Up to 60% of what we put on our body can get absorbed into our skin. FO's and EO's can cause allergic reactions. You should always do a skin patch test prior to use.

Skin Test
You should always conduct a skin test before using any new product on your body. A skin patch test should be done to know if you are sensitive to a particular product. Apply the product on the inside of your elbow and wait for 24 hours to see if it leads to any redness or itchiness (With an EO you apply a small amount of diluted oil to the inside of your elbow). If you develop any type of irritation you should not use that product.


Just because you do a skin patch test and don't develop a reaction doesn't mean the ingredients in the product doesn't enter your blood stream upon use. What happens externally is quite different from what happens internally. That is why FO's can cause negative health affects and why EO's have positive health benefits.

Whether absorption through the skin is an issue with products like soap that sits on the skin for a matter of seconds has not been researched.

6 comments:

Amy W said...

Excellent post, Michelle! I would love to hear your resources for your information about phthlates and synthetic musks.

Anonymous said...

Good post, M! Someone who bought soaps from me asked specifically if the FO contained phthalates (I had to ask Anne-Marie since it was a BB FO). A skin test is definitely a terrific idea!

Michelle said...

T, I think more and more people are beginning to inquire about those things. I've had people ask me about the safety of the ingredients I use as well. Recently I had a discussion with someone about Lush products. She said she purchased something from Lush and the sales clerk told her it was all natural but when she gave me the ingredients list it contained SLS (sodium laurel sulfate). Now, this person would have purchased the product even if they had told her it was 98% natural or whatever but instead she was angry that they had lied about its naturalness. I always think when lies are being told something serious is being hidden.

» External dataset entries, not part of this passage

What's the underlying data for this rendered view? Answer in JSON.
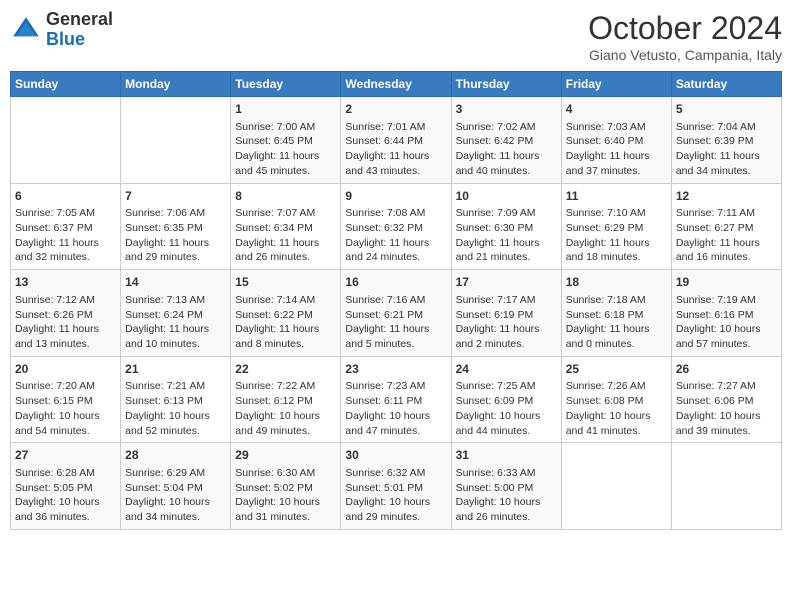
{
  "header": {
    "logo_general": "General",
    "logo_blue": "Blue",
    "month": "October 2024",
    "location": "Giano Vetusto, Campania, Italy"
  },
  "days_of_week": [
    "Sunday",
    "Monday",
    "Tuesday",
    "Wednesday",
    "Thursday",
    "Friday",
    "Saturday"
  ],
  "weeks": [
    [
      {
        "day": "",
        "data": ""
      },
      {
        "day": "",
        "data": ""
      },
      {
        "day": "1",
        "data": "Sunrise: 7:00 AM\nSunset: 6:45 PM\nDaylight: 11 hours and 45 minutes."
      },
      {
        "day": "2",
        "data": "Sunrise: 7:01 AM\nSunset: 6:44 PM\nDaylight: 11 hours and 43 minutes."
      },
      {
        "day": "3",
        "data": "Sunrise: 7:02 AM\nSunset: 6:42 PM\nDaylight: 11 hours and 40 minutes."
      },
      {
        "day": "4",
        "data": "Sunrise: 7:03 AM\nSunset: 6:40 PM\nDaylight: 11 hours and 37 minutes."
      },
      {
        "day": "5",
        "data": "Sunrise: 7:04 AM\nSunset: 6:39 PM\nDaylight: 11 hours and 34 minutes."
      }
    ],
    [
      {
        "day": "6",
        "data": "Sunrise: 7:05 AM\nSunset: 6:37 PM\nDaylight: 11 hours and 32 minutes."
      },
      {
        "day": "7",
        "data": "Sunrise: 7:06 AM\nSunset: 6:35 PM\nDaylight: 11 hours and 29 minutes."
      },
      {
        "day": "8",
        "data": "Sunrise: 7:07 AM\nSunset: 6:34 PM\nDaylight: 11 hours and 26 minutes."
      },
      {
        "day": "9",
        "data": "Sunrise: 7:08 AM\nSunset: 6:32 PM\nDaylight: 11 hours and 24 minutes."
      },
      {
        "day": "10",
        "data": "Sunrise: 7:09 AM\nSunset: 6:30 PM\nDaylight: 11 hours and 21 minutes."
      },
      {
        "day": "11",
        "data": "Sunrise: 7:10 AM\nSunset: 6:29 PM\nDaylight: 11 hours and 18 minutes."
      },
      {
        "day": "12",
        "data": "Sunrise: 7:11 AM\nSunset: 6:27 PM\nDaylight: 11 hours and 16 minutes."
      }
    ],
    [
      {
        "day": "13",
        "data": "Sunrise: 7:12 AM\nSunset: 6:26 PM\nDaylight: 11 hours and 13 minutes."
      },
      {
        "day": "14",
        "data": "Sunrise: 7:13 AM\nSunset: 6:24 PM\nDaylight: 11 hours and 10 minutes."
      },
      {
        "day": "15",
        "data": "Sunrise: 7:14 AM\nSunset: 6:22 PM\nDaylight: 11 hours and 8 minutes."
      },
      {
        "day": "16",
        "data": "Sunrise: 7:16 AM\nSunset: 6:21 PM\nDaylight: 11 hours and 5 minutes."
      },
      {
        "day": "17",
        "data": "Sunrise: 7:17 AM\nSunset: 6:19 PM\nDaylight: 11 hours and 2 minutes."
      },
      {
        "day": "18",
        "data": "Sunrise: 7:18 AM\nSunset: 6:18 PM\nDaylight: 11 hours and 0 minutes."
      },
      {
        "day": "19",
        "data": "Sunrise: 7:19 AM\nSunset: 6:16 PM\nDaylight: 10 hours and 57 minutes."
      }
    ],
    [
      {
        "day": "20",
        "data": "Sunrise: 7:20 AM\nSunset: 6:15 PM\nDaylight: 10 hours and 54 minutes."
      },
      {
        "day": "21",
        "data": "Sunrise: 7:21 AM\nSunset: 6:13 PM\nDaylight: 10 hours and 52 minutes."
      },
      {
        "day": "22",
        "data": "Sunrise: 7:22 AM\nSunset: 6:12 PM\nDaylight: 10 hours and 49 minutes."
      },
      {
        "day": "23",
        "data": "Sunrise: 7:23 AM\nSunset: 6:11 PM\nDaylight: 10 hours and 47 minutes."
      },
      {
        "day": "24",
        "data": "Sunrise: 7:25 AM\nSunset: 6:09 PM\nDaylight: 10 hours and 44 minutes."
      },
      {
        "day": "25",
        "data": "Sunrise: 7:26 AM\nSunset: 6:08 PM\nDaylight: 10 hours and 41 minutes."
      },
      {
        "day": "26",
        "data": "Sunrise: 7:27 AM\nSunset: 6:06 PM\nDaylight: 10 hours and 39 minutes."
      }
    ],
    [
      {
        "day": "27",
        "data": "Sunrise: 6:28 AM\nSunset: 5:05 PM\nDaylight: 10 hours and 36 minutes."
      },
      {
        "day": "28",
        "data": "Sunrise: 6:29 AM\nSunset: 5:04 PM\nDaylight: 10 hours and 34 minutes."
      },
      {
        "day": "29",
        "data": "Sunrise: 6:30 AM\nSunset: 5:02 PM\nDaylight: 10 hours and 31 minutes."
      },
      {
        "day": "30",
        "data": "Sunrise: 6:32 AM\nSunset: 5:01 PM\nDaylight: 10 hours and 29 minutes."
      },
      {
        "day": "31",
        "data": "Sunrise: 6:33 AM\nSunset: 5:00 PM\nDaylight: 10 hours and 26 minutes."
      },
      {
        "day": "",
        "data": ""
      },
      {
        "day": "",
        "data": ""
      }
    ]
  ]
}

I recently found this on the lush site "We have recently begun to replace Sodium Lauryl Sulfate with a milder surfactant, Sodium Coco Sulfate. This new material is gentler and is kinder to the scalp but still cleans the hair effectively."

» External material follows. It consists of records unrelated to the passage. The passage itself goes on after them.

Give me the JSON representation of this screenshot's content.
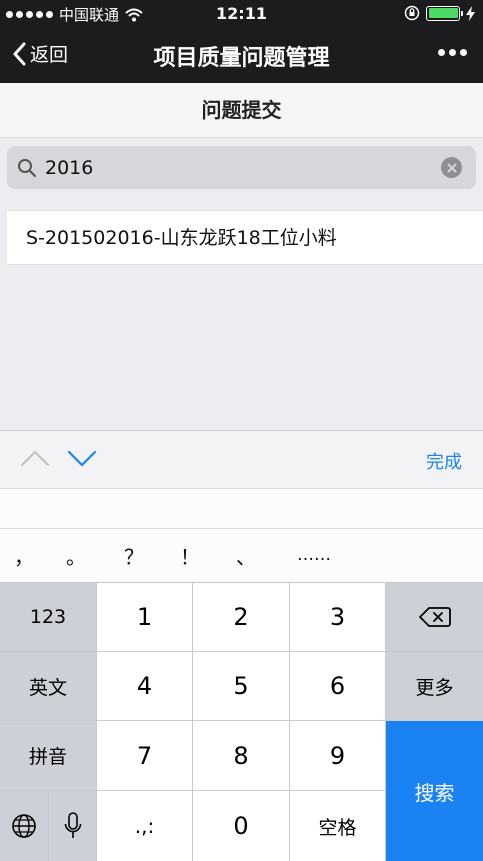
{
  "statusbar": {
    "carrier": "中国联通",
    "time": "12:11"
  },
  "nav": {
    "back_label": "返回",
    "title": "项目质量问题管理"
  },
  "page": {
    "header": "问题提交"
  },
  "search": {
    "value": "2016"
  },
  "results": [
    {
      "label": "S-201502016-山东龙跃18工位小料"
    }
  ],
  "accessory": {
    "done_label": "完成"
  },
  "punctuation": [
    "，",
    "。",
    "？",
    "！",
    "、",
    "……"
  ],
  "keyboard": {
    "k123": "123",
    "k1": "1",
    "k2": "2",
    "k3": "3",
    "k4": "4",
    "k5": "5",
    "k6": "6",
    "k7": "7",
    "k8": "8",
    "k9": "9",
    "k0": "0",
    "english": "英文",
    "pinyin": "拼音",
    "more": "更多",
    "dot_keys": ".,:",
    "space": "空格",
    "search": "搜索"
  },
  "colors": {
    "accent": "#1a82f2",
    "battery": "#4cd964",
    "nav_bg": "#1c1c1f"
  }
}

Hmmm...

Amy,here are some articles/links for you.

The Hazards of Scents authored by Klaus Ferlow, HMH (Honorary Master Herbalist, Dominion Herbal College, Burnaby, B.C (manufacturer & distributer of organic toxin free personal care products)

Our Toxic World by Dr. Doris Rapp

Article Whiff of Danger by Cynthia Washam written about the study of musk and its health affects on humans by researchers Till Luckenbach and David Epel from Stanford University (http://www.pubmedcentral.nih.gov/articlerender.fcgi?artid=1253742)

Two really good You Tube Videos on Phthalates & other chemicals citing some research: http://www.youtube.com/watch?v=gyuT7GyYraA

http://www.youtube.com/watch?v=JAvnbOX8QX4

A consumers dictionary of cosmetic ingredients by Ruth Winter is really good too. I read it a long time ago but I believe that is the book that gives you a list of ingredients and tells the hazards of each (if there are any). This is the book I learned that coconut oil can cause allergic reactions from (helped explain my problems when using too much coconut oil in my soap). My body dries out with too much coconut oil :(

Carrie Garvin said...

Great post~ lots of information that is soooo useful to know and use.

Thanks!

Hugs

Christa said...

Thank you for this information, you hear so many conflicting opinions/reports that it becomes really difficult to make informed decisions. I've been reading about soapmaking for the past couple of months and am planning my first batch this week - I will be using only EOs and phthalate-free fragrance oils (though I hesitated to use FOs in the first place since I'm trying to go as natural as possible) for any of my future ventures. Love the blog, keep up the good work!

Michelle said...

Thank you Christa for your comments!

Good luck with your soaping ventures, it is addicting :)